Input material:
☆ ☆ ☆

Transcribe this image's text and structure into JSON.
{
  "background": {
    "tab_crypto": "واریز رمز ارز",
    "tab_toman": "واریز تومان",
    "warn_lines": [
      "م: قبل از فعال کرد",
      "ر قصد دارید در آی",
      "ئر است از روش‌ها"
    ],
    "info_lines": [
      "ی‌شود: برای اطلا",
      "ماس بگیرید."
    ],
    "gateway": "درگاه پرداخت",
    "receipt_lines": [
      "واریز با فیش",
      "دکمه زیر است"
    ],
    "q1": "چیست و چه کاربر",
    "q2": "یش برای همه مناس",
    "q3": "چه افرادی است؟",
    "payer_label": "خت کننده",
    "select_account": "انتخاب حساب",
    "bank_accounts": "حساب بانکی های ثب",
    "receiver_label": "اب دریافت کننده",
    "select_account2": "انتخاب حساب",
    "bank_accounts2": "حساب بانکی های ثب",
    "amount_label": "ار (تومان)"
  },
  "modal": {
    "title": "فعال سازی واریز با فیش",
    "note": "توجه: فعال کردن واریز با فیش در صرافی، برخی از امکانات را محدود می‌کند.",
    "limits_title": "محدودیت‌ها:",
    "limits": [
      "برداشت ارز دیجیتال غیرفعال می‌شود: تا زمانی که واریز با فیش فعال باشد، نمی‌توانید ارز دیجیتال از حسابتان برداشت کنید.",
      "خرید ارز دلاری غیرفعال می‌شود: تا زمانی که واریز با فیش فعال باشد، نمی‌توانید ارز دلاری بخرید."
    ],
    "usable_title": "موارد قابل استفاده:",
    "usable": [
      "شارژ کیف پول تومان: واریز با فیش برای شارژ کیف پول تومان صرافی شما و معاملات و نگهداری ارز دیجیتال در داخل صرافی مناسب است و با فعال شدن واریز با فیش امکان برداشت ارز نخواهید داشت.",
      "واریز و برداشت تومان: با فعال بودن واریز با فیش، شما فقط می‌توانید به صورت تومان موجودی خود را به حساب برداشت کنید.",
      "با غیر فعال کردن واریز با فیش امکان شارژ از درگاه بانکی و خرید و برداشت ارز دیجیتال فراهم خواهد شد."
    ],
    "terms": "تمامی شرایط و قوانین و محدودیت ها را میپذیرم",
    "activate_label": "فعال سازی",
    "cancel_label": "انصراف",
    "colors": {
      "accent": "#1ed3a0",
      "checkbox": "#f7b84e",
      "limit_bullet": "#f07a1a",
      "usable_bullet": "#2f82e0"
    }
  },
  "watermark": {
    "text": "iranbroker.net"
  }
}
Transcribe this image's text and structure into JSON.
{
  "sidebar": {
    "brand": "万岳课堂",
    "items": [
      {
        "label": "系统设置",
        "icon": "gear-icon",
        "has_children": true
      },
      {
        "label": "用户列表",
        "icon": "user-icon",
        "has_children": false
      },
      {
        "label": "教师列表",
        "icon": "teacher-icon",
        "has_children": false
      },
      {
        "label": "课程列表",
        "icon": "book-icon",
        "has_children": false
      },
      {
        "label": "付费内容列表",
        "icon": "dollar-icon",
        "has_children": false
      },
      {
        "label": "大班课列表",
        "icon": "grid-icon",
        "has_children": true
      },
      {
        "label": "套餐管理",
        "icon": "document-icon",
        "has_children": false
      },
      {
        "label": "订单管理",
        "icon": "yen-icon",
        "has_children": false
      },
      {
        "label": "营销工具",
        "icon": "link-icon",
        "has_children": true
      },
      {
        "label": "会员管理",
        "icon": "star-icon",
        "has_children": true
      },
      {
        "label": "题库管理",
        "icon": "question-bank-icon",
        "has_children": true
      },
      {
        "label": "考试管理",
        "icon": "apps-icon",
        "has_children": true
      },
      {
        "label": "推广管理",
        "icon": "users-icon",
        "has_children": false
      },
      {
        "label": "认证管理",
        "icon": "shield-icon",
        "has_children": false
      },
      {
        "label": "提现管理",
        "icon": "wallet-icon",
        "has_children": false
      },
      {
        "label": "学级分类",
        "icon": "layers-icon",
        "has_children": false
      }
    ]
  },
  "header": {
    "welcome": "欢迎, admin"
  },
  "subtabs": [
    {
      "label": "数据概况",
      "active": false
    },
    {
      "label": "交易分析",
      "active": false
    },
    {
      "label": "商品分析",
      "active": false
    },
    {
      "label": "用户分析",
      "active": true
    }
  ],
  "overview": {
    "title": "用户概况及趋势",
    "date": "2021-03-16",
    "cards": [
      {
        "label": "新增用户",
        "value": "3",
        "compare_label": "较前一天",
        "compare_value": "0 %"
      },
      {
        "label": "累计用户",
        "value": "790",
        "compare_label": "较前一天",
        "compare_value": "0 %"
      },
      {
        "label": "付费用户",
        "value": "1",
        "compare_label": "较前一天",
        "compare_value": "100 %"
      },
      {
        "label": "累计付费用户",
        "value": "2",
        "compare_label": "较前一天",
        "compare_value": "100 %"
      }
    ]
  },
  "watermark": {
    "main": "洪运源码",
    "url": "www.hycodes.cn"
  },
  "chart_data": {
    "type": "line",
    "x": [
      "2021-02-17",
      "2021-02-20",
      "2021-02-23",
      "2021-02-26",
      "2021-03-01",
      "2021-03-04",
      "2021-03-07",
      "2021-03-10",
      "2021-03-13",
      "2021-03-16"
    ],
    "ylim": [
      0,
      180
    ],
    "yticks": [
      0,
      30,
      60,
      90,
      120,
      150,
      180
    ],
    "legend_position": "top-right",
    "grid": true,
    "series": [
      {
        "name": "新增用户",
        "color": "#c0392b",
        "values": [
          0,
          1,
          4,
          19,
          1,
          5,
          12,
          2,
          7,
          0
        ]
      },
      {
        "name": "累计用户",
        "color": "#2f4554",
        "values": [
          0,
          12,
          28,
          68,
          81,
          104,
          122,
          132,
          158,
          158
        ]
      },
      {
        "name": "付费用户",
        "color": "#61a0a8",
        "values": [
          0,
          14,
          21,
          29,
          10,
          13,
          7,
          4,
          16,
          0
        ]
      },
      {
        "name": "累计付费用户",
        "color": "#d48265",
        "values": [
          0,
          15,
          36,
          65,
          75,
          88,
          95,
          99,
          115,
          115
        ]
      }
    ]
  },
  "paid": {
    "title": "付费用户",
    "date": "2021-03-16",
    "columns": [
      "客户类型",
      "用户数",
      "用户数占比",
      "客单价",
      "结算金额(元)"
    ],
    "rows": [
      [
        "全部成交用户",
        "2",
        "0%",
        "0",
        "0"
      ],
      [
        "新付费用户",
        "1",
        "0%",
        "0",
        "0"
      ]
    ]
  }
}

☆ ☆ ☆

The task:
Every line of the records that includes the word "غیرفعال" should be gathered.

Solution for this task:
      "برداشت ارز دیجیتال غیرفعال می‌شود: تا زمانی که واریز با فیش فعال باشد، نمی‌توانید ارز دیجیتال از حسابتان برداشت کنید.",
      "خرید ارز دلاری غیرفعال می‌شود: تا زمانی که واریز با فیش فعال باشد، نمی‌توانید ارز دلاری بخرید."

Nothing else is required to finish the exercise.